[App and web page records]

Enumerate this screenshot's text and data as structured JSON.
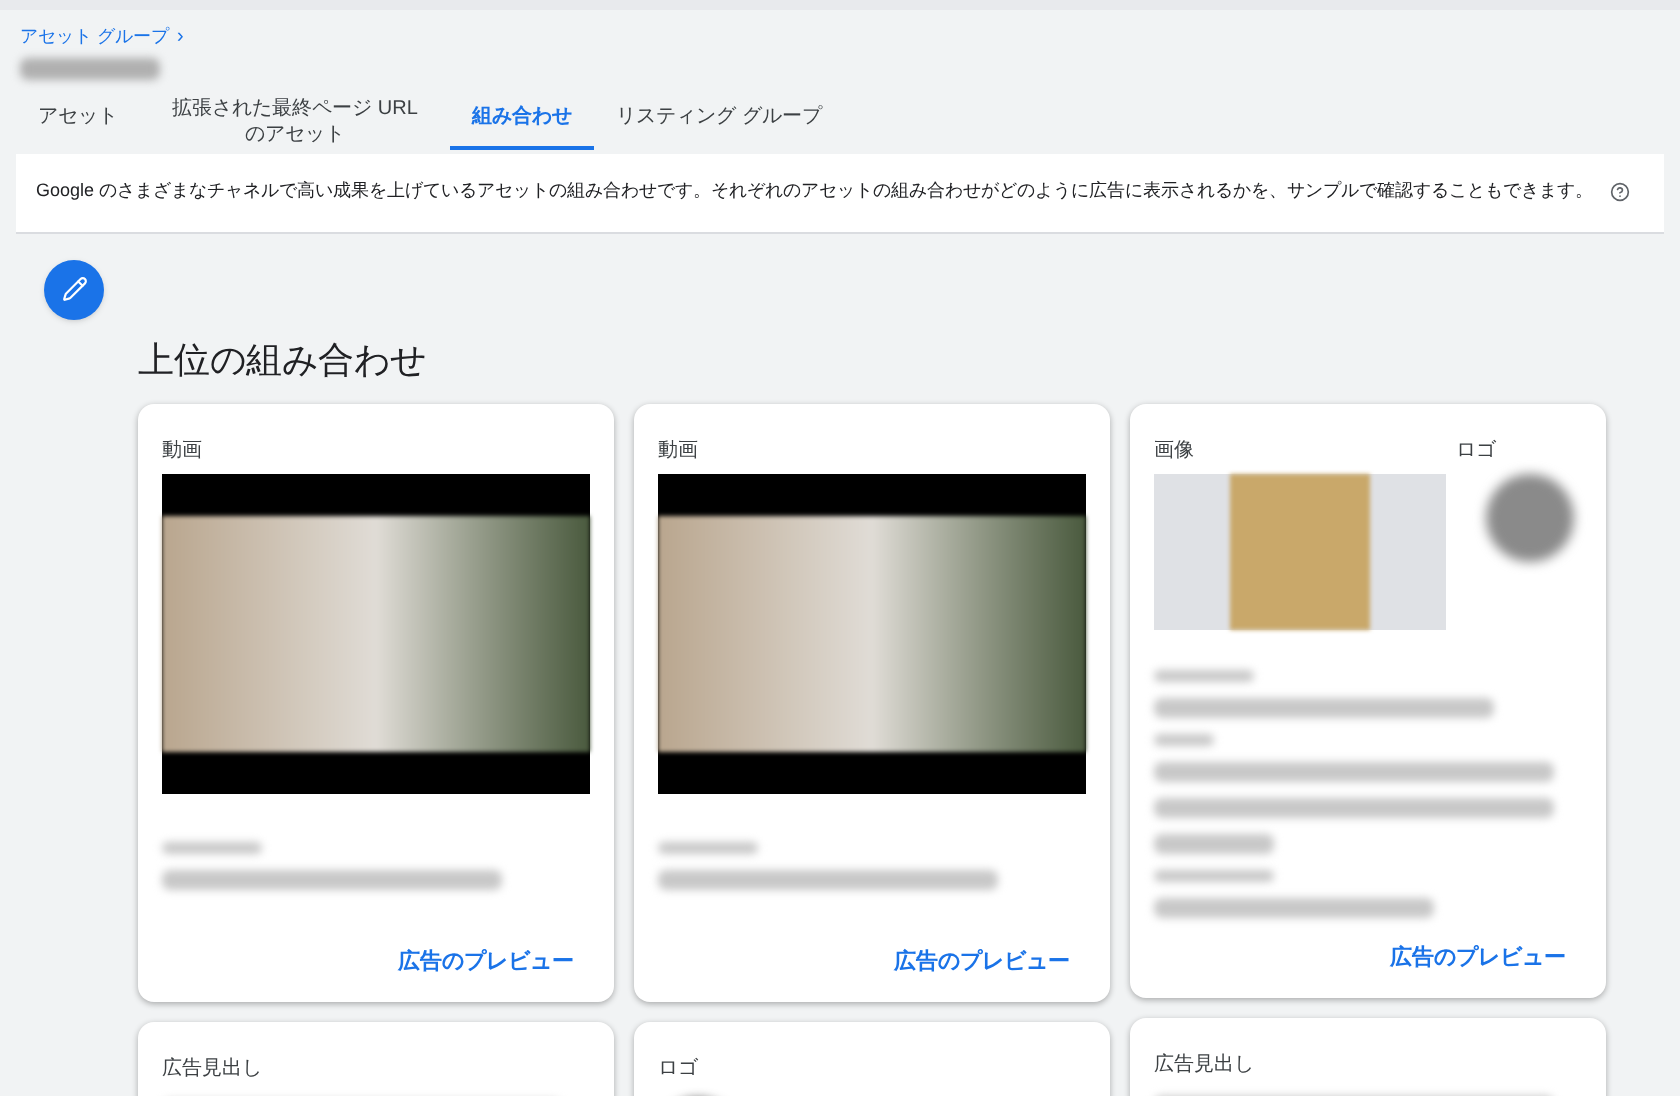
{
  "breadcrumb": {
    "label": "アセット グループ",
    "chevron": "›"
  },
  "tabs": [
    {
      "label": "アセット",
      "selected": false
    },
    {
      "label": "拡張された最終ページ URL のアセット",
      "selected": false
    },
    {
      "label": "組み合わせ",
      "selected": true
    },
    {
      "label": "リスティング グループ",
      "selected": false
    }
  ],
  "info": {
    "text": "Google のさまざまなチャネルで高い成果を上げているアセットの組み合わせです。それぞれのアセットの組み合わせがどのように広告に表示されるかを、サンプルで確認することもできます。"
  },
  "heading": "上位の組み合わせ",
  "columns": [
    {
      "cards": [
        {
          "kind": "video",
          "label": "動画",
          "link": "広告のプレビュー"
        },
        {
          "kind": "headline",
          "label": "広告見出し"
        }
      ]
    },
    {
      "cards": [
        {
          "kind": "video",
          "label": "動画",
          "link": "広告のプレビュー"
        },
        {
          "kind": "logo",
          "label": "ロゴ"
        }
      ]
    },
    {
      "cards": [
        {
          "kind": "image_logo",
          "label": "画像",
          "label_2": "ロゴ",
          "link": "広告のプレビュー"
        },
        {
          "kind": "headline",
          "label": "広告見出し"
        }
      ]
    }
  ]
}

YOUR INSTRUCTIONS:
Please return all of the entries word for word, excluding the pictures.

OUTPUT OF THE TASK:
Enumerate this screenshot's text and data as structured JSON.
{
  "breadcrumb": {
    "label": "アセット グループ",
    "chevron": "›"
  },
  "tabs": [
    {
      "label": "アセット",
      "selected": false
    },
    {
      "label": "拡張された最終ページ URL のアセット",
      "selected": false
    },
    {
      "label": "組み合わせ",
      "selected": true
    },
    {
      "label": "リスティング グループ",
      "selected": false
    }
  ],
  "info": {
    "text": "Google のさまざまなチャネルで高い成果を上げているアセットの組み合わせです。それぞれのアセットの組み合わせがどのように広告に表示されるかを、サンプルで確認することもできます。"
  },
  "heading": "上位の組み合わせ",
  "columns": [
    {
      "cards": [
        {
          "kind": "video",
          "label": "動画",
          "link": "広告のプレビュー"
        },
        {
          "kind": "headline",
          "label": "広告見出し"
        }
      ]
    },
    {
      "cards": [
        {
          "kind": "video",
          "label": "動画",
          "link": "広告のプレビュー"
        },
        {
          "kind": "logo",
          "label": "ロゴ"
        }
      ]
    },
    {
      "cards": [
        {
          "kind": "image_logo",
          "label": "画像",
          "label_2": "ロゴ",
          "link": "広告のプレビュー"
        },
        {
          "kind": "headline",
          "label": "広告見出し"
        }
      ]
    }
  ]
}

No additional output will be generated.